Actually, I didn’t vote in 2000. I wasn’t terribly politically active at the time, but I was pissed, and under other circumstances, I would have voted. You see, votes for Nader weren’t being counted, period, in my state–not even write-in votes–where’s the fucking democracy there? Our election laws are incredibly screwy. I have voted since, however; hell, I even voted in 2005.
But yes, about 10% of the adult population doesn’t vote; they tend to be younger, poorer than average, less educated, more cynical, and as a group right in the political center. Incidentally there’s another disaffected group of roughly equal size that does vote despite their belief that government is ineffective, and in fact leans Republican. More here.
Really? I thought that number was a lot higher. Where did you get that figure? I agree with Bombadil that it is crucial to vote, even if you write in Mickey Mouse as your candidate–it’s how the elected officials know we care and are paying attention, and that if they spoke to our needs we would respond. Otherwise they just write us off the way they believe we’ve written them off. This is the main reason why I’ve been registered Green Party even though I usually vote Dem–I want that little blip on the screen, even if it’s almost too small to count. It’s about the care and feeding of that fragile creature Democracy.

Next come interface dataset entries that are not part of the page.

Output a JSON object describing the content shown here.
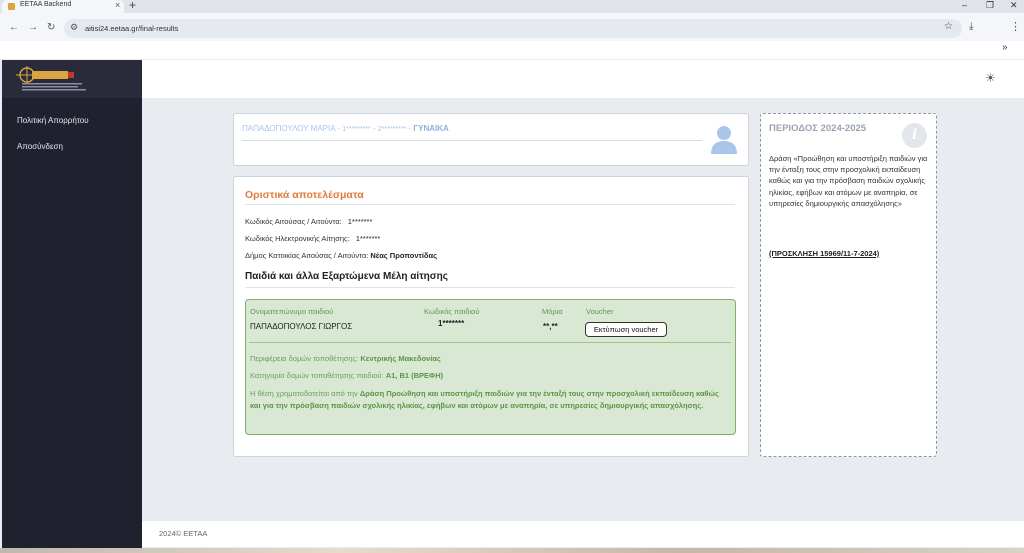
{
  "browser": {
    "tab_title": "EETAA Backend",
    "tab_close": "×",
    "new_tab": "+",
    "url": "aitisi24.eetaa.gr/final-results",
    "controls": {
      "minimize": "–",
      "restore": "❐",
      "close": "✕"
    },
    "nav": {
      "back": "←",
      "forward": "→",
      "reload": "↻"
    }
  },
  "sidebar": {
    "items": [
      {
        "label": "Πολιτική Απορρήτου"
      },
      {
        "label": "Αποσύνδεση"
      }
    ]
  },
  "user": {
    "name": "ΠΑΠΑΔΟΠΟΥΛΟΥ ΜΑΡΙΑ",
    "sep": " - ",
    "id1": "1*********",
    "id2": "2*********",
    "gender": "ΓΥΝΑΙΚΑ"
  },
  "results": {
    "title": "Οριστικά αποτελέσματα",
    "rows": [
      {
        "label": "Κωδικός Αιτούσας / Αιτούντα:",
        "value": "1*******"
      },
      {
        "label": "Κωδικός Ηλεκτρονικής Αίτησης:",
        "value": "1*******"
      },
      {
        "label": "Δήμος Κατοικίας Αιτούσας / Αιτούντα:",
        "value": "Νέας Προποντίδας"
      }
    ],
    "children_title": "Παιδιά και άλλα Εξαρτώμενα Μέλη αίτησης",
    "child": {
      "headers": {
        "name": "Ονοματεπώνυμο παιδιού",
        "code": "Κωδικός παιδιού",
        "points": "Μόρια",
        "voucher": "Voucher"
      },
      "name": "ΠΑΠΑΔΟΠΟΥΛΟΣ ΓΙΩΡΓΟΣ",
      "code": "1*******",
      "points": "**,**",
      "voucher_button": "Εκτύπωση voucher",
      "region_label": "Περιφέρεια δομών τοποθέτησης:",
      "region_value": "Κεντρικής Μακεδονίας",
      "category_label": "Κατηγορία δομών τοποθέτησης παιδιού:",
      "category_value": "Α1, Β1 (ΒΡΕΦΗ)",
      "desc_prefix": "Η θέση χρηματοδοτείται από την",
      "desc_bold": "Δράση Προώθηση και υποστήριξη παιδιών για την ένταξή τους στην προσχολική εκπαίδευση καθώς και για την πρόσβαση παιδιών σχολικής ηλικίας, εφήβων και ατόμων με αναπηρία, σε υπηρεσίες δημιουργικής απασχόλησης."
    }
  },
  "info": {
    "title": "ΠΕΡΙΟΔΟΣ 2024-2025",
    "description": "Δράση «Προώθηση και υποστήριξη παιδιών για την ένταξη τους στην προσχολική εκπαίδευση καθώς και για την πρόσβαση παιδιών σχολικής ηλικίας, εφήβων και ατόμων με αναπηρία, σε υπηρεσίες δημιουργικής απασχόλησης»",
    "link": "(ΠΡΟΣΚΛΗΣΗ 15969/11-7-2024)"
  },
  "footer": {
    "text": "2024© ΕΕΤΑΑ"
  },
  "colors": {
    "sidebar": "#20212e",
    "accent_orange": "#e07b39",
    "success_bg": "#d8e8d2",
    "success_text": "#6aa05b",
    "user_text": "#a9c4e6"
  },
  "icons": [
    "sun-icon",
    "info-icon",
    "user-avatar-icon",
    "star-icon",
    "download-icon",
    "menu-dots-icon"
  ]
}
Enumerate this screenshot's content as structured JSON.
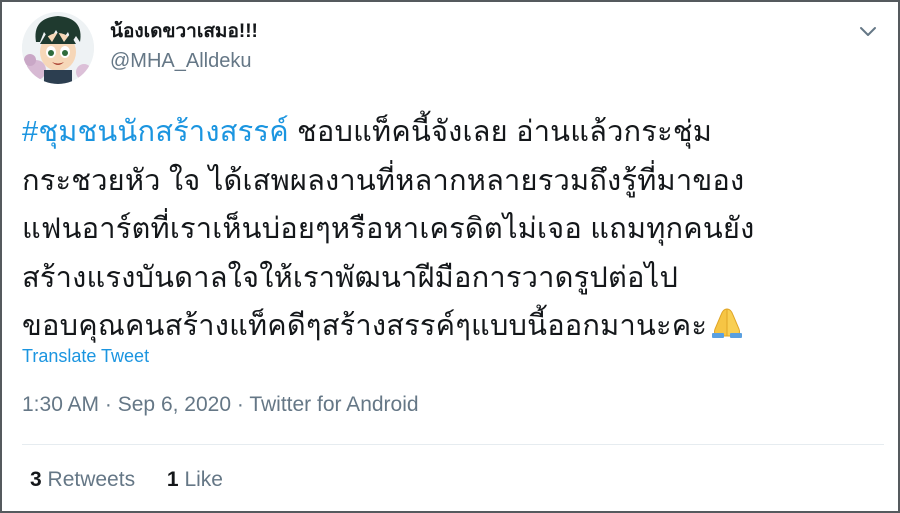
{
  "tweet": {
    "author": {
      "display_name": "น้องเดขวาเสมอ!!!",
      "handle": "@MHA_Alldeku"
    },
    "hashtag": "#ชุมชนนักสร้างสรรค์",
    "lines": [
      " ชอบแท็คนี้จังเลย อ่านแล้วกระชุ่ม",
      "กระชวยหัว ใจ ได้เสพผลงานที่หลากหลายรวมถึงรู้ที่มาของ",
      "แฟนอาร์ตที่เราเห็นบ่อยๆหรือหาเครดิตไม่เจอ แถมทุกคนยัง",
      "สร้างแรงบันดาลใจให้เราพัฒนาฝีมือการวาดรูปต่อไป",
      "ขอบคุณคนสร้างแท็คดีๆสร้างสรรค์ๆแบบนี้ออกมานะคะ"
    ],
    "emoji": "folded-hands-emoji",
    "translate_label": "Translate Tweet",
    "time": "1:30 AM",
    "separator": "·",
    "date": "Sep 6, 2020",
    "source": "Twitter for Android",
    "retweets": {
      "count": "3",
      "label": "Retweets"
    },
    "likes": {
      "count": "1",
      "label": "Like"
    }
  },
  "colors": {
    "link": "#1b95e0",
    "text": "#14171a",
    "muted": "#657786",
    "divider": "#e6ecf0"
  },
  "icons": [
    "avatar-anime-character",
    "chevron-down-icon",
    "folded-hands-emoji"
  ]
}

Check the link, Pew’s got all sorts of cool statistics. The actual number probably is higher when you tally it all up, I guess what I should have said is that there’s an actual demographic group within the United States that consistently doesn’t vote. And incidentally, I’m registered independent.
From Pew’s numbers there, I’d say roughly 25% of adults didn’t vote in the last election, and the group I was talking about consists of roughly 40% of those not voting.
all in all, how is that any different from purposely staying home? either one is a form of political protest.
i doubt any elected officials are going to notice if one dude writes in mickey mouse.
maybe if there was a very large effort to get a bunch of people to write in the same fictional name or ‘none of the above’, maybe.
i must protest. he was NOT a hack.
loyalty to party in itself is not the problem.
if the party has ideas that you support, be loyal to the party. and work to shape the ideas that the party embraces.
it is unthinking loyalty to the party regardless of the ideas the party supports or how it supports them that is the nexus of hackdom.
HHH was an early and enthusiastic supporter of civil rights. RMN was an early and enthusiatic supporter of the southern strategy. flako Hunter Thompson can argue that HHH was a hack but i am unconvinced by the facts as i know them.
In analyzing your “political protest”, how do you propose determining how many of the non-voters are protesting something, and how many are lazy jerks don’t give a rat’s ass? Or does it really matter?
Make that “lazy jerks who don’t give a rat’s ass”.
it doesn’t. the outcome is the exact same.
Well, Tim, this article, and your little story has given me the insight to understand how you can be such a rabid Dem partisan.
If it took Wecht for you to see corruption in the Democratic Party in Allegheny county, you surely have Pollyanna eyes.
The machine set up by David Lawrence was as crooked as a dog’s hind leg from the start, and its heirs have simply continued the fine family tradition.
Cyril Wecht wasn’t an abberation, his corruption was of a rather ordinary sort for Alllegheny county.
Your failure to see that explains much, and I think you really need to look in a mirror when you talk about “unthinking loyalty to the party”.
BTW, my mother was a Ward Committeewoman in TC, and I observed much of the underside of politics around the kitchen table.
Bob In Pacifica
Tim must have been beaten by conspiracy theorists as a child. Here’s some more information on Wecht’s case, from TalkLeft: http://talkleft.com/new_archives/013773.html
Then staying home is not an act of protest. It just makes you a lazy jerk who doesn’t give a rat’s ass.
What a cynical tool. You could ask whether I was even old enough to know who David Lawrence was, or even in Pittsburgh during those years. Or you could run off on uninformed tangents. What a surprise that you chose (B).